> What is being asked
All of the records should be given again verbatim.

[Given records Boundary: Start]

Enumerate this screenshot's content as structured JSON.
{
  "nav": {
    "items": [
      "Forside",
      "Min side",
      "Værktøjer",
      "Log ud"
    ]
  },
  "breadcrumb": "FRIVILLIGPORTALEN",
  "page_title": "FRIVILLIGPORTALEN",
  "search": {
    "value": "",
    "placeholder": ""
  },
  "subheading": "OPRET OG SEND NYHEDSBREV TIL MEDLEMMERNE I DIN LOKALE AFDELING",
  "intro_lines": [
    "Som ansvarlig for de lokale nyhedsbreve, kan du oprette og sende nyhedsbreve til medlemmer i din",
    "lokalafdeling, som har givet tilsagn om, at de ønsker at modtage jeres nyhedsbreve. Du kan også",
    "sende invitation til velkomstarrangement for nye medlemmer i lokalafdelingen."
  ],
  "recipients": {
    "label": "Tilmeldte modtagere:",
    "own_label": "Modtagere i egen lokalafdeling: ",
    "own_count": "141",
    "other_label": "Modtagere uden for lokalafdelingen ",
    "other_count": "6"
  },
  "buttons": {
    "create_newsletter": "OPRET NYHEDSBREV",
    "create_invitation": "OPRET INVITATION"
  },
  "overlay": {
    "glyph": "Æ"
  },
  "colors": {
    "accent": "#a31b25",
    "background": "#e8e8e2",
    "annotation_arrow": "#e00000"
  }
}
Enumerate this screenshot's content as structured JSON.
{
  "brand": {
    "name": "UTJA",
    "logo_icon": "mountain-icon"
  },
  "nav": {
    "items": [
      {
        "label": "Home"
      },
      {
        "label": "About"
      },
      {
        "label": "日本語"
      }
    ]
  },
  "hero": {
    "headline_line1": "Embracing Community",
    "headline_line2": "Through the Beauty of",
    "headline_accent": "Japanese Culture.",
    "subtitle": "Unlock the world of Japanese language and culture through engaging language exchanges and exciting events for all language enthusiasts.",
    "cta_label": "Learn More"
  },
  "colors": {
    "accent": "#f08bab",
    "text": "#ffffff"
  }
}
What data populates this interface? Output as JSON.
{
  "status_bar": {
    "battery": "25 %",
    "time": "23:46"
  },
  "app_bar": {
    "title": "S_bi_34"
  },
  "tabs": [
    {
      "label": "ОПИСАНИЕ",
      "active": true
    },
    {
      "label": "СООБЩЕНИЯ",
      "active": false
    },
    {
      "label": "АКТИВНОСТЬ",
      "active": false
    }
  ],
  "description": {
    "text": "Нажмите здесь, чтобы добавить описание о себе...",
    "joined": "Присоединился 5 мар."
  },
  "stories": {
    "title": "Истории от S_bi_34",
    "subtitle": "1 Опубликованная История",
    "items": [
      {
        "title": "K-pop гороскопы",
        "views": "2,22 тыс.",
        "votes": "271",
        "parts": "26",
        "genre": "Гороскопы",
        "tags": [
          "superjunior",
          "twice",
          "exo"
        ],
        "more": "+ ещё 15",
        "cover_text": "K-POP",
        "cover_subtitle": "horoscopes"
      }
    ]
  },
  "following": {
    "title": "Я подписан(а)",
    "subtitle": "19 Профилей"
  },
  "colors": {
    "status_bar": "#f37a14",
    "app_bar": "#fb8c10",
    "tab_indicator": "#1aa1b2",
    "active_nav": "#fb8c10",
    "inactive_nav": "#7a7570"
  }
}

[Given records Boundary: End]

> Response
Enumerate this screenshot's content as structured JSON.
{
  "nav": {
    "items": [
      "Forside",
      "Min side",
      "Værktøjer",
      "Log ud"
    ]
  },
  "breadcrumb": "FRIVILLIGPORTALEN",
  "page_title": "FRIVILLIGPORTALEN",
  "search": {
    "value": "",
    "placeholder": ""
  },
  "subheading": "OPRET OG SEND NYHEDSBREV TIL MEDLEMMERNE I DIN LOKALE AFDELING",
  "intro_lines": [
    "Som ansvarlig for de lokale nyhedsbreve, kan du oprette og sende nyhedsbreve til medlemmer i din",
    "lokalafdeling, som har givet tilsagn om, at de ønsker at modtage jeres nyhedsbreve. Du kan også",
    "sende invitation til velkomstarrangement for nye medlemmer i lokalafdelingen."
  ],
  "recipients": {
    "label": "Tilmeldte modtagere:",
    "own_label": "Modtagere i egen lokalafdeling: ",
    "own_count": "141",
    "other_label": "Modtagere uden for lokalafdelingen ",
    "other_count": "6"
  },
  "buttons": {
    "create_newsletter": "OPRET NYHEDSBREV",
    "create_invitation": "OPRET INVITATION"
  },
  "overlay": {
    "glyph": "Æ"
  },
  "colors": {
    "accent": "#a31b25",
    "background": "#e8e8e2",
    "annotation_arrow": "#e00000"
  }
}
Enumerate this screenshot's content as structured JSON.
{
  "brand": {
    "name": "UTJA",
    "logo_icon": "mountain-icon"
  },
  "nav": {
    "items": [
      {
        "label": "Home"
      },
      {
        "label": "About"
      },
      {
        "label": "日本語"
      }
    ]
  },
  "hero": {
    "headline_line1": "Embracing Community",
    "headline_line2": "Through the Beauty of",
    "headline_accent": "Japanese Culture.",
    "subtitle": "Unlock the world of Japanese language and culture through engaging language exchanges and exciting events for all language enthusiasts.",
    "cta_label": "Learn More"
  },
  "colors": {
    "accent": "#f08bab",
    "text": "#ffffff"
  }
}
What data populates this interface? Output as JSON.
{
  "status_bar": {
    "battery": "25 %",
    "time": "23:46"
  },
  "app_bar": {
    "title": "S_bi_34"
  },
  "tabs": [
    {
      "label": "ОПИСАНИЕ",
      "active": true
    },
    {
      "label": "СООБЩЕНИЯ",
      "active": false
    },
    {
      "label": "АКТИВНОСТЬ",
      "active": false
    }
  ],
  "description": {
    "text": "Нажмите здесь, чтобы добавить описание о себе...",
    "joined": "Присоединился 5 мар."
  },
  "stories": {
    "title": "Истории от S_bi_34",
    "subtitle": "1 Опубликованная История",
    "items": [
      {
        "title": "K-pop гороскопы",
        "views": "2,22 тыс.",
        "votes": "271",
        "parts": "26",
        "genre": "Гороскопы",
        "tags": [
          "superjunior",
          "twice",
          "exo"
        ],
        "more": "+ ещё 15",
        "cover_text": "K-POP",
        "cover_subtitle": "horoscopes"
      }
    ]
  },
  "following": {
    "title": "Я подписан(а)",
    "subtitle": "19 Профилей"
  },
  "colors": {
    "status_bar": "#f37a14",
    "app_bar": "#fb8c10",
    "tab_indicator": "#1aa1b2",
    "active_nav": "#fb8c10",
    "inactive_nav": "#7a7570"
  }
}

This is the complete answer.